Cognitive behavioural therapy (CBT) for autism and anxiety
Some evidence – there is enough evidence to indicate that this can be a helpful treatment option.
Anxiety is a common feeling among autistic people and about 50% of autistic people will experience anxiety that has a significant impact on their everyday lives.
Cognitive behavioural therapy (CBT) can be useful to treat anxiety among children and young people who are not autistic and this will probably be the first type of support your professional suggests. CBT is a talking therapy which aims to help you see how your thoughts, beliefs and attitudes affect your feelings and behaviour. CBT aims to help you develop skills to cope with difficulties by changing the way you think about them. Your CBT professional will also support you to practice doing things that make you anxious so that you become more confident.
Traditional CBT might be more difficult for autistic people because it relies on being able to identify and talk about feelings and being able to think in an abstract way. If you are offered CBT, this should be adapted to your needs as an autistic person.
You could be offered group CBT with other autistic young people who are also experiencing anxiety, or you could be offered individual CBT if you would find group therapy difficult (or if it isn’t available).
Adapted to CBT could include:
- extra support to help you recognise emotions
- written information and worksheets
- extra help with certain activities
- involving your parents or carers to support you
- regular breaks to help you pay attention
- involving your interests in the therapy
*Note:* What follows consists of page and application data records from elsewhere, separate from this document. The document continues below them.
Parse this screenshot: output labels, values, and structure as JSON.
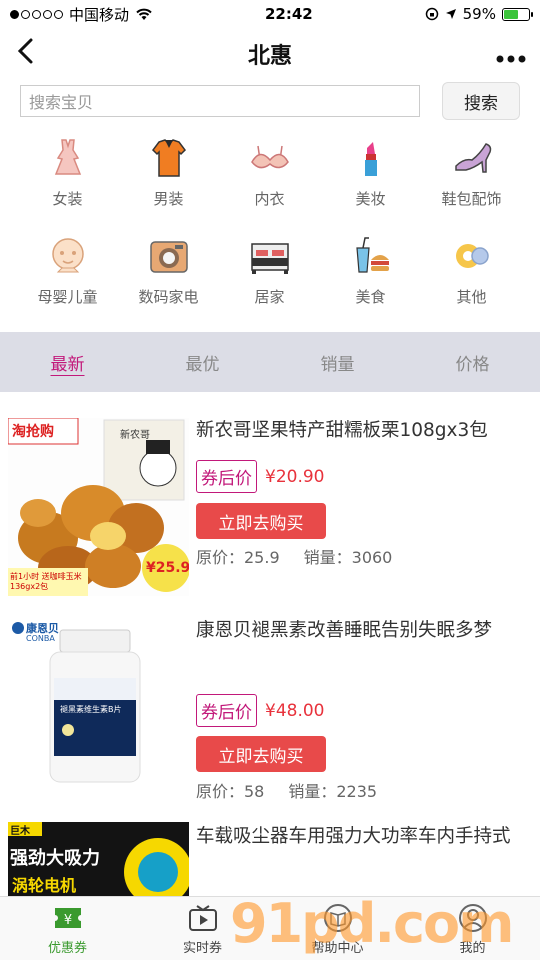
{
  "status": {
    "carrier": "中国移动",
    "time": "22:42",
    "battery": "59%",
    "battery_level": 0.59
  },
  "nav": {
    "title": "北惠",
    "back_icon": "chevron-left-icon",
    "more_icon": "more-icon"
  },
  "search": {
    "placeholder": "搜索宝贝",
    "button": "搜索"
  },
  "categories": [
    {
      "label": "女装",
      "icon": "dress-icon"
    },
    {
      "label": "男装",
      "icon": "shirt-icon"
    },
    {
      "label": "内衣",
      "icon": "bra-icon"
    },
    {
      "label": "美妆",
      "icon": "lipstick-icon"
    },
    {
      "label": "鞋包配饰",
      "icon": "high-heel-icon"
    },
    {
      "label": "母婴儿童",
      "icon": "baby-icon"
    },
    {
      "label": "数码家电",
      "icon": "camera-icon"
    },
    {
      "label": "居家",
      "icon": "bed-icon"
    },
    {
      "label": "美食",
      "icon": "food-icon"
    },
    {
      "label": "其他",
      "icon": "other-icon"
    }
  ],
  "tabs": [
    {
      "label": "最新",
      "active": true
    },
    {
      "label": "最优",
      "active": false
    },
    {
      "label": "销量",
      "active": false
    },
    {
      "label": "价格",
      "active": false
    }
  ],
  "products": [
    {
      "title": "新农哥坚果特产甜糯板栗108gx3包",
      "coupon_label": "券后价",
      "price": "¥20.90",
      "buy_label": "立即去购买",
      "original_price": "原价：25.9",
      "sales": "销量：3060",
      "img": {
        "badge": "淘抢购",
        "brand": "新农哥",
        "promo_price": "¥25.9",
        "promo_note": "前1小时 送咖啡玉米136gx2包"
      }
    },
    {
      "title": "康恩贝褪黑素改善睡眠告别失眠多梦",
      "coupon_label": "券后价",
      "price": "¥48.00",
      "buy_label": "立即去购买",
      "original_price": "原价：58",
      "sales": "销量：2235",
      "img": {
        "brand": "康恩贝",
        "brand_en": "CONBA",
        "label": "褪黑素维生素B片"
      }
    },
    {
      "title": "车载吸尘器车用强力大功率车内手持式",
      "img": {
        "brand": "巨木",
        "slogan": "强劲大吸力",
        "sub": "涡轮电机"
      }
    }
  ],
  "bottom_nav": [
    {
      "label": "优惠券",
      "icon": "coupon-icon",
      "active": true
    },
    {
      "label": "实时券",
      "icon": "video-icon",
      "active": false
    },
    {
      "label": "帮助中心",
      "icon": "book-icon",
      "active": false
    },
    {
      "label": "我的",
      "icon": "user-icon",
      "active": false
    }
  ],
  "watermark": "91pd.com"
}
Treatments outlined on these webpages may not be available in every local area. It’s important that you discuss with your GP or mental health professional the treatment options available to you. You can also search for services near you on our Youth Wellbeing Directory and find out more about referral processes here.